Here is President Bush’s speech to the UN. Kofi Anan’s speech. A deeper analysis must be left for later, but for now a few notes: Bush’s speech worked. He reminded the UN what it’s supposed to be doing and thinking, and what that has to do with the war on terror. He stayed, I thought, reasonably firm on all the important issues, yet left openings for reluctant countries to come aboard in one capacity or another. My sense is that it is less important what amount they can help with or what form of assistance (train twenty Iraqi cops or two thousand) they can supply, than that they give or supply something. That this now has more domestic political ramifications than it did four months ago is true, and not inappropriate.
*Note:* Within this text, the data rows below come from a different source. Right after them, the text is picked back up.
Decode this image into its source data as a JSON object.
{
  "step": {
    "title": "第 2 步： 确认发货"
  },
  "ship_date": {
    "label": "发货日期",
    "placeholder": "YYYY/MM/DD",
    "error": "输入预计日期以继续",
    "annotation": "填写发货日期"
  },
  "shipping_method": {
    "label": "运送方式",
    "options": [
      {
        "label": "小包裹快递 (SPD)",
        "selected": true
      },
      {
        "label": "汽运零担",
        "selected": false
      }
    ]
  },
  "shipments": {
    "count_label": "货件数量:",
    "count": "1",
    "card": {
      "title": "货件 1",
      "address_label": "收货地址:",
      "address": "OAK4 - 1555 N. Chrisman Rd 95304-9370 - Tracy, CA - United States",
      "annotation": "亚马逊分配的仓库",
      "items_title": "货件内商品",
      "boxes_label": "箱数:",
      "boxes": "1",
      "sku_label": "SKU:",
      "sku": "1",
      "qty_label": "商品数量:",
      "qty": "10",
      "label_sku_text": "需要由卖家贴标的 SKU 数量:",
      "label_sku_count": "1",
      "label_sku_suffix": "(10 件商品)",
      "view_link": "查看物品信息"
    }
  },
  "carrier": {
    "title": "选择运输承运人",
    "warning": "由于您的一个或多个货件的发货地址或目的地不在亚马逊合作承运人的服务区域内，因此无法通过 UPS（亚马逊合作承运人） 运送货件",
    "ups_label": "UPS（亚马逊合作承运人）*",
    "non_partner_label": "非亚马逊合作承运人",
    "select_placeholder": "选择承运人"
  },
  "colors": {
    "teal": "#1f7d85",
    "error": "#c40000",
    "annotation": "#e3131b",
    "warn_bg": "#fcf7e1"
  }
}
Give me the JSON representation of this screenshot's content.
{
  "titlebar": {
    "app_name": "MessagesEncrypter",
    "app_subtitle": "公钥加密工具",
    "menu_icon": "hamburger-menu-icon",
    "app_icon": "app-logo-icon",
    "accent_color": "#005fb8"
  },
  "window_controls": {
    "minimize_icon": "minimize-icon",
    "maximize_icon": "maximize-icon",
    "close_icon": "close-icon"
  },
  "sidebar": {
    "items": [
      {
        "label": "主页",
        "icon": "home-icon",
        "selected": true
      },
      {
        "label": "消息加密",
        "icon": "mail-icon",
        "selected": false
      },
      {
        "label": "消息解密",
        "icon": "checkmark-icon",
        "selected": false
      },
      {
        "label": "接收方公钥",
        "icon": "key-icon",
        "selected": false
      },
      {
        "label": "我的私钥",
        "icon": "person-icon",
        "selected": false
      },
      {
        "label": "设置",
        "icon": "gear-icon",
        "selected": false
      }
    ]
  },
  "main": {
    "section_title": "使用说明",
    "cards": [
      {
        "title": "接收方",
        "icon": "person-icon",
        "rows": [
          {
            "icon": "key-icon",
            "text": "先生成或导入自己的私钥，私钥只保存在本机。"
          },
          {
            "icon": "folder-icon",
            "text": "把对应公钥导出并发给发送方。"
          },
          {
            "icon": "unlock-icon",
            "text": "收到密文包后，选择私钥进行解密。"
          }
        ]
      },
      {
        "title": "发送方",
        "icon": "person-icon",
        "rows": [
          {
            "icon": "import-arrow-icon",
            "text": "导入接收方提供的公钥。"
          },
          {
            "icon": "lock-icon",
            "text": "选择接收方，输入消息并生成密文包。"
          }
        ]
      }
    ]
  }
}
I continue to maintain that the French are playing serious geopolitics and are mischevious and, yet, they are no yet into the deep end. They can be pulled back. And I think our diplomats (and Bush) are pulling.
All of this is affected by the perception that Iraq is in chaos (viz., CNN, NBC, et al). But it is not in chaos. That things have proven more difficult than most in the administration assumed is true, yet, things are better than they were six weeks ago. There is the frantic quality of the establishment media (now relying solely on the daily body count) added to by the equally frantic quality of the Demos who want to be president (and Senator Kennedy, who can never be). They are too screechy and too hopeful of bad news. This is now combined with the taste of blood from the most recent Gallup Poll showing both Kerry and Clark beating Bush. The next two weeks should reveal whether or not their frenzied rhetoric will continue to be able to play in Peoria. I don’t think so for two reasons: First, the facts on the ground will have to become more clear, to Bush’s advantage; second, Bush and his people are not yet fighting back, rhetorically, but they will; but probably not for many weeks, by the way. This will be (by the standards of the last few months) a much more drawn-out political battle in that will take about six months, and then it will take yet another form, for the actual campaign season. Here is Dick Morris’ short take on Clark’s rise and Bush’s "crash," even though I disagree with him when he says that Clark will be unable to win the primary. The fact that Clark went to the top of the Demo pack just days after he announced is the clearest indication that the Demo pack (pre-Clark) hasn’t been able to get off the starting block. Hence anything new is better, even an unknown like Clark. Clark’s rise says more about the intellectual deficit of the Demos, than it does about Bush’s vulnerability.